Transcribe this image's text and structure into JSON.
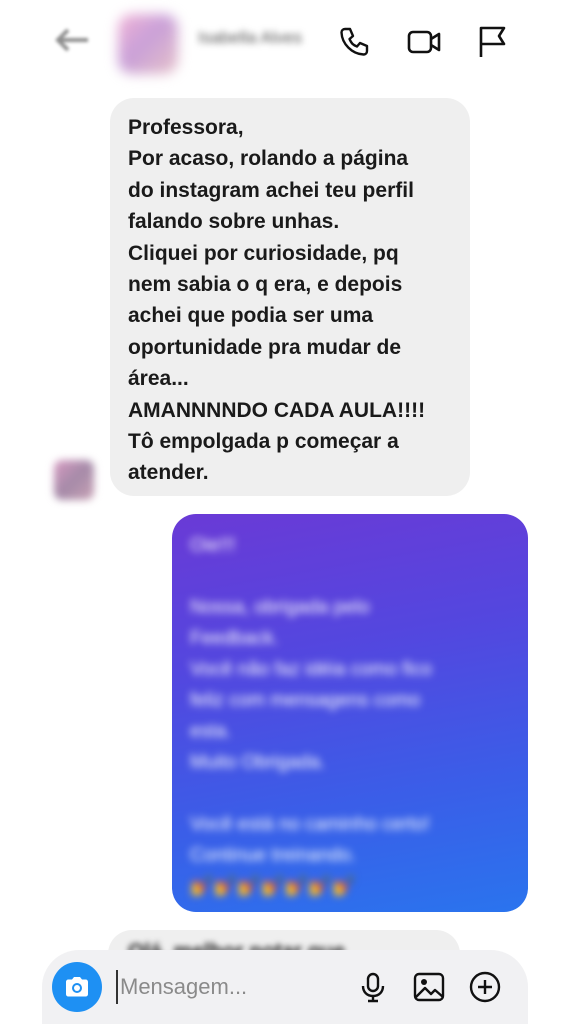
{
  "header": {
    "contact_name": "Isabella Alves",
    "icons": [
      "back-arrow-icon",
      "phone-icon",
      "video-icon",
      "flag-icon"
    ]
  },
  "incoming_message": {
    "lines": [
      "Professora,",
      "Por acaso, rolando a página",
      "do instagram achei teu perfil",
      "falando sobre unhas.",
      "Cliquei por curiosidade, pq",
      "nem sabia o q era, e depois",
      "achei que podia ser uma",
      "oportunidade pra mudar de",
      "área...",
      "AMANNNNDO CADA AULA!!!!",
      "Tô empolgada p começar a",
      "atender."
    ]
  },
  "outgoing_message": {
    "blurred": true,
    "lines": [
      "Oie!!!",
      "",
      "Nossa, obrigada pelo",
      "Feedback.",
      "Você não faz idéia como fico",
      "feliz com mensagens como",
      "esta.",
      "Muito Obrigada.",
      "",
      "Você está no caminho certo!",
      "Continue treinando.",
      "💅💅💅💅💅💅💅"
    ],
    "gradient": [
      "#6a3ad6",
      "#2a74ee"
    ]
  },
  "next_message_peek": {
    "text": "Olá, melhor notar que"
  },
  "composer": {
    "placeholder": "Mensagem...",
    "value": "",
    "camera_color": "#1e90f3"
  },
  "colors": {
    "incoming_bubble": "#efefef",
    "composer_bg": "#f1f1f3"
  }
}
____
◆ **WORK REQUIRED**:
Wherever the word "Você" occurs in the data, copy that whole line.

◆ **ANSWER BOX**:
      "Você não faz idéia como fico",
      "Você está no caminho certo!",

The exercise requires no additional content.